How do you decide where to live? 2

How do you choose a suburb to live in?

I was listening to a bunch of people having a party in our street a while back and it inspired me to write a post to demonstrate the difference, financially, between a couple of example areas.

Here in Auckland, I have noticed more than just the cost of putting a roof over your head varies between areas.  In the nicer, more wealthy areas, even petrol and the “cheaper” branded supermarkets are more expensive than in the lower socio-economic areas.

For example, my husband and I are currently living in Henderson (in a future investment property). The area is cheaper than where we were previously living, on Auckland’s North Shore.  We love the North Shore, but financially, we are better off in Henderson.  Here is why…

Obviously housing costs are less, but even petrol and groceries are cheaper!

There is the risk too, that if you live in what appears to be an affluent area, you will feel compelled to “fit in”.  This “keeping up with the Joneses” is a very expensive exercise.  If you live in such an area, you need to be conscious of this and not let it steer you away from your financial goals.

If you live in a lower socio-economic area, you have no such concern.  Perhaps you even are the Joneses!

For comparison’s sake:

Albany on Auckland’s North Shore

Likely rent payable for a 3 bedroom house is around $500 – $600 per week.

Buying a house in the Albany area is likely to set you back between $600,000 and $800,000.  Houses for sale are generally larger and newer than the typical rental property.  Due to demand and the development of the area, it is very difficult to find an older house for sale here.

If you purchase for $700,000 and assume a 5.45% interest rate (ANZ’s current 2 year rate), your home loan repayments would be $3953 per month.

Rates on a $700,000 property on Auckland’s North Shore are around $1900 per year.  You also need to factor in insurance and maintenance costs.

Henderson in Auckland’s West

Median rent for a 3 bedroom house is around $400 per week.

A modest standalone house can be purchased for around $350,000. Home loan repayments at 5.45% are $1976 per month.

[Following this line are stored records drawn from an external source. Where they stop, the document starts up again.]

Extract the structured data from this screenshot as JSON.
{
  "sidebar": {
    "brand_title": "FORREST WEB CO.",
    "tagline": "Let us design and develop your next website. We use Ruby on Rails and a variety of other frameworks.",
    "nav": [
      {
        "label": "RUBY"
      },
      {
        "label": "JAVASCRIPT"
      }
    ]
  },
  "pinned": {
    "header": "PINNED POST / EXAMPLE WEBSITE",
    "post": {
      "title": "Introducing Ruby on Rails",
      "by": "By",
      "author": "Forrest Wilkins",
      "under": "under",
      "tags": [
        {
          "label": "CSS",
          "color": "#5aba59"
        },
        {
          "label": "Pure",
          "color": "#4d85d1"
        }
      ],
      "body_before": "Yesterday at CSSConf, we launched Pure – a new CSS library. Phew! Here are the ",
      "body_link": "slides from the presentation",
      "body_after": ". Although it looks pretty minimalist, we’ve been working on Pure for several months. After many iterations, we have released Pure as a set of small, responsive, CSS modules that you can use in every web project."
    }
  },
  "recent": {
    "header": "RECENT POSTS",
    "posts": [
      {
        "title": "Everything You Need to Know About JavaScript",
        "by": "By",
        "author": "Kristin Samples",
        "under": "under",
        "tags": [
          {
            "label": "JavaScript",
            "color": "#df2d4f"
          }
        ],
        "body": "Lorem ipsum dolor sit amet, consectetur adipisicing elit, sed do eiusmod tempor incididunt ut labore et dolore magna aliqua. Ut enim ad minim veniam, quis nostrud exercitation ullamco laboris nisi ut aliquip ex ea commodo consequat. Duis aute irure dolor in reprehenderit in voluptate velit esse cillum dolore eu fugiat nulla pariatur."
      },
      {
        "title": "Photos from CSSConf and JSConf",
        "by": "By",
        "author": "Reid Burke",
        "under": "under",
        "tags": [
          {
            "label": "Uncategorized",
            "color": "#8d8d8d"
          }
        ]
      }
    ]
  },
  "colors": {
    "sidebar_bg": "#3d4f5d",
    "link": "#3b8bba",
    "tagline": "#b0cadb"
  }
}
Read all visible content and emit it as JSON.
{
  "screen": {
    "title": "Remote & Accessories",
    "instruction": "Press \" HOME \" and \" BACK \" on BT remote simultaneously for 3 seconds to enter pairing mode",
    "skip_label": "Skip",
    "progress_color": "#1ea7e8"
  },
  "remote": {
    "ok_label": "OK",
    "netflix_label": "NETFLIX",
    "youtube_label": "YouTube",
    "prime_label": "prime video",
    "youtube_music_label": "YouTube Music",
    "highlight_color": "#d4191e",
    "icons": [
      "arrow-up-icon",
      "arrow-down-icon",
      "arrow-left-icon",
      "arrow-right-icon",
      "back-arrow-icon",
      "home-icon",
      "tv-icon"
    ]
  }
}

Rates are around $1500 per year.  You also need to factor in insurance and maintenance.

Petrol, groceries, and school fees vary by location

I have seen petrol prices vary by 8c/L between the North Shore and West Auckland, that’s around $400 a year if you’re running 2 cars.

Our groceries on average now (in Henderson) cost $20 less per week than they did when we shopped in Albany!  Our favourite coffee is consistently a couple of dollars cheaper than in the same supermarket chain on the North Shore.

Also, if you have children, bear in mind that schools in the higher socio-economic areas are rated higher on the Government’s decile scale.  This means that they get less Government funding and your school “donations” will be higher.  The school trips for these schools are also likely to be more expensive because they assume that those living in a wealthier area can afford (and will expect) this.

If you don’t need to live in Auckland…

Some people take budget living to the extreme and live in the middle of nowhere.

In a rural community rent is ultra cheap and you may even have land to graze cows and sheep and grow your own vegetables.

This might seem like a good idea, but there are some extra costs associated with this lifestyle, such as the amount of petrol it takes to get anywhere when you need to and the general inconvenience of not being near any local shops.  Although, it is a form of compulsory saving if you can’t access shops to spend your money.

Some rural places don’t have reliable internet connections, so it’s not even easy to purchase items online.

If you are self-employed and can operate from anywhere, then this could be a good way to save on living costs.

So, I suppose the moral of the story is to not let your ego sabotage your financial future.  By all means if you can afford to live somewhere nice, do so, but also be fully aware of how much extra this choice is costing you.

Leave a comment

Your email address will not be published. Required fields are marked *

2 thoughts on “How do you decide where to live?